  • A few postcards, pictures, or photos. You can get stacks of old postcards in bulk on ebay and they’re often available at charity shops. But you can also just repurpose the pictures on old birthday or Christmas cards, or use the pictures in magazines or newspapers.
  • Scissors (smaller scissors or nail scissors rather than big kitchen scissors work best here)
  • Glue (I find liquid glue like PVA or UHU glue work especially well but you can use pritt-stick in a pinch)

Method:

  1. Spend a bit of time looking at the postcards and images you have in front of you. Maybe imagine the situations and feelings they evoke. This will help guide you when you start thinking about the text you might combine them with.

2. Start looking through your books, magazines, and newspapers, and cut out any phrases, words, sentences, or bits of dialogue that jump out at you. Don’t worry too much about how they might all fit together at this stage. It’s often easiest to start moving things around and making the combinations once everything is cut out! I use nail scissors to more easily get between narrow lines. 
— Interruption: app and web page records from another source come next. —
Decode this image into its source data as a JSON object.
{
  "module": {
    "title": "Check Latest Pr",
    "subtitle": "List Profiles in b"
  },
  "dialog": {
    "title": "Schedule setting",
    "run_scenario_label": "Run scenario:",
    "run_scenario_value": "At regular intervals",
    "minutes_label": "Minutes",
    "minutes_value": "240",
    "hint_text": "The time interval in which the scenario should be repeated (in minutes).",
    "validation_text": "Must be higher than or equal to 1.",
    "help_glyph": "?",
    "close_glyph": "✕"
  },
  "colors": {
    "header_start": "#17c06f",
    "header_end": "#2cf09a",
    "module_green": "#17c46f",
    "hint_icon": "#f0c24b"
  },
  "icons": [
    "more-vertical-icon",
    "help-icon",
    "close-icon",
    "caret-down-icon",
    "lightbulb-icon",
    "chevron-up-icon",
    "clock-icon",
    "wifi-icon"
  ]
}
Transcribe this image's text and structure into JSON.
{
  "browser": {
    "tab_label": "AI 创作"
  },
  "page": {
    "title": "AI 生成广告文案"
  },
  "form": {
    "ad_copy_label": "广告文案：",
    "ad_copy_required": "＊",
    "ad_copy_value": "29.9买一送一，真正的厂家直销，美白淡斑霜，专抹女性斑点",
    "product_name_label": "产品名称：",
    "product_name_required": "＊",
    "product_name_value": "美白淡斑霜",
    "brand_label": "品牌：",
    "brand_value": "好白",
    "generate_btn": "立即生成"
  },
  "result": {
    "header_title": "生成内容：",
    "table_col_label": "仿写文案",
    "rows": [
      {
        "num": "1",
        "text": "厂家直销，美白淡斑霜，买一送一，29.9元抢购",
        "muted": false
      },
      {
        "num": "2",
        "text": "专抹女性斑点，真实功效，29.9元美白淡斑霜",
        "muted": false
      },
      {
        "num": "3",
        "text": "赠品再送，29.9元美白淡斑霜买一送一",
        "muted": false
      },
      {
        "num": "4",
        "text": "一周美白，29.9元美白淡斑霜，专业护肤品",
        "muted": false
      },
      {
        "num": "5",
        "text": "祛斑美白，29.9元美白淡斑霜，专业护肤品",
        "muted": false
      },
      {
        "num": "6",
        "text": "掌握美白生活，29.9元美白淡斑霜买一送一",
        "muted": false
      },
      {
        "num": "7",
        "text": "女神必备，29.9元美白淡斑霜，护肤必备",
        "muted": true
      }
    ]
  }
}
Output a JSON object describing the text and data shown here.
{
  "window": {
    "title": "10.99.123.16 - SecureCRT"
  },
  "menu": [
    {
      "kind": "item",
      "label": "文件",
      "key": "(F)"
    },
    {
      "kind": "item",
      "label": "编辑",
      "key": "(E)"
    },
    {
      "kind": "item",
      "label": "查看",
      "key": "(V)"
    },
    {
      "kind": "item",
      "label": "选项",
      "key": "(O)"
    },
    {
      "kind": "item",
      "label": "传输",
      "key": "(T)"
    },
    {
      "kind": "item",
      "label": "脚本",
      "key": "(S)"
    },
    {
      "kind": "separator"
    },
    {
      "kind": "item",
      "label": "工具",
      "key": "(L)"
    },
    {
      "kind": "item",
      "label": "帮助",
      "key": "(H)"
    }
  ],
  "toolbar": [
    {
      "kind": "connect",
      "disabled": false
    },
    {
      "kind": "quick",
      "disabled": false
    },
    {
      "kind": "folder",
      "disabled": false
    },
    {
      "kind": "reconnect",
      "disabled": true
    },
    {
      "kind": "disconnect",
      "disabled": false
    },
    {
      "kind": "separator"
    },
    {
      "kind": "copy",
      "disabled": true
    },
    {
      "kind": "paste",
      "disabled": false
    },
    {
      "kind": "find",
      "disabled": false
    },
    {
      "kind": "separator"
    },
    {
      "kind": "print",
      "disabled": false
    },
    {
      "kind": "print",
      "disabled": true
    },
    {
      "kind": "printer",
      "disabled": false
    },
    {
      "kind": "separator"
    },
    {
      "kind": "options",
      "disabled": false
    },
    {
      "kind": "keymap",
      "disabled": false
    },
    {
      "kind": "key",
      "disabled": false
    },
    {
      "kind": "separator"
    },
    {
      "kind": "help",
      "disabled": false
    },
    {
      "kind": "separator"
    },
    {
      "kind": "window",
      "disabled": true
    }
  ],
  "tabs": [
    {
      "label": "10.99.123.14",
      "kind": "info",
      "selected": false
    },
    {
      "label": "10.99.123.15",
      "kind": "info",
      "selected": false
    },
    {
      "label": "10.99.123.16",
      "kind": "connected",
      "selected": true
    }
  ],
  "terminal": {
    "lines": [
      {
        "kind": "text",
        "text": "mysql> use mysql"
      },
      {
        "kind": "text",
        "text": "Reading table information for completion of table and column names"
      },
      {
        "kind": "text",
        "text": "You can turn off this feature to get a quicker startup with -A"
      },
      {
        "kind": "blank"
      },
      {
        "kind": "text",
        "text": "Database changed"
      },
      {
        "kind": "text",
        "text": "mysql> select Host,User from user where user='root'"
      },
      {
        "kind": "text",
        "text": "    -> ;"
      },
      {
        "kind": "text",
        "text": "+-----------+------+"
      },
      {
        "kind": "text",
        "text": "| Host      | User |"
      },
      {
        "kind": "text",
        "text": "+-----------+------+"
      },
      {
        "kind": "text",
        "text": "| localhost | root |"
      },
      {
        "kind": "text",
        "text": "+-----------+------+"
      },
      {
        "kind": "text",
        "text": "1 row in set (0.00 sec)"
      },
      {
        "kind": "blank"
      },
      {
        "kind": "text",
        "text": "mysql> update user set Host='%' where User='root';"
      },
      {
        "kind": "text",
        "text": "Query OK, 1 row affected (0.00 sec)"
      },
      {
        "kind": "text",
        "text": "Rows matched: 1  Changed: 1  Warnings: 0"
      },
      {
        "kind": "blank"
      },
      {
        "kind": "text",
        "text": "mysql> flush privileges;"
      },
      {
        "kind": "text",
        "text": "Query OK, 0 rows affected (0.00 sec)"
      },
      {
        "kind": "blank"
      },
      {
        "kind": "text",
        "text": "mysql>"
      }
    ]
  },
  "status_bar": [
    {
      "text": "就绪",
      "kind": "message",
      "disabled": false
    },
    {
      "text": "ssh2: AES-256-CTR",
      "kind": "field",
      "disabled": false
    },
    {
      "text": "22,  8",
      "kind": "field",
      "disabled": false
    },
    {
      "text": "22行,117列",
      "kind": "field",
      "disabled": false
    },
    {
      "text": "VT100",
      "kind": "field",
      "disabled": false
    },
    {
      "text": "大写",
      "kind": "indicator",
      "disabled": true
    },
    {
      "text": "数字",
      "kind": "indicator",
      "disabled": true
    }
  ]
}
Note: please don’t be too precious about cutting up books which will probably never be read again. Some people have a kind of squeamishness around cutting up books, but I promise, most of them will bring more pleasure from being upcycled by you than sitting on a shelf gathering dust!

3. Now you have all your words and phrases cut out, start seeing how they combine! Sift through your pictures and words, playing around with combining them, creating stories from the words you’ve cut out. Try mixing snippets from the different texts to create surprising juxtapositions or combinations of tone – for instance, a bit of dialogue from a Victorian novel with a snippet from an article in Cosmo, or a bit of description from a bird identification guide with a piece of action from a detective novel.

Maybe one of your postcards will suggest a particular interpretation of the text you’ve cut out. Maybe just the simple juxtaposition of that picture and a phrase you’ve cut out tells enough of a story. Play with it!

4. When you’re happy with a few of your picture/word combos, glue down the words to your pictures. I find UHU glue or PVA glue works better than pritt stick which can be difficult when working with little strips of delicate paper.

5. Enjoy your upcycled art! Share it with a friend, or hang it on your wall – these babies can be charming, poignant, funny, surprising, and can even be a great starting point for more writing or storytelling.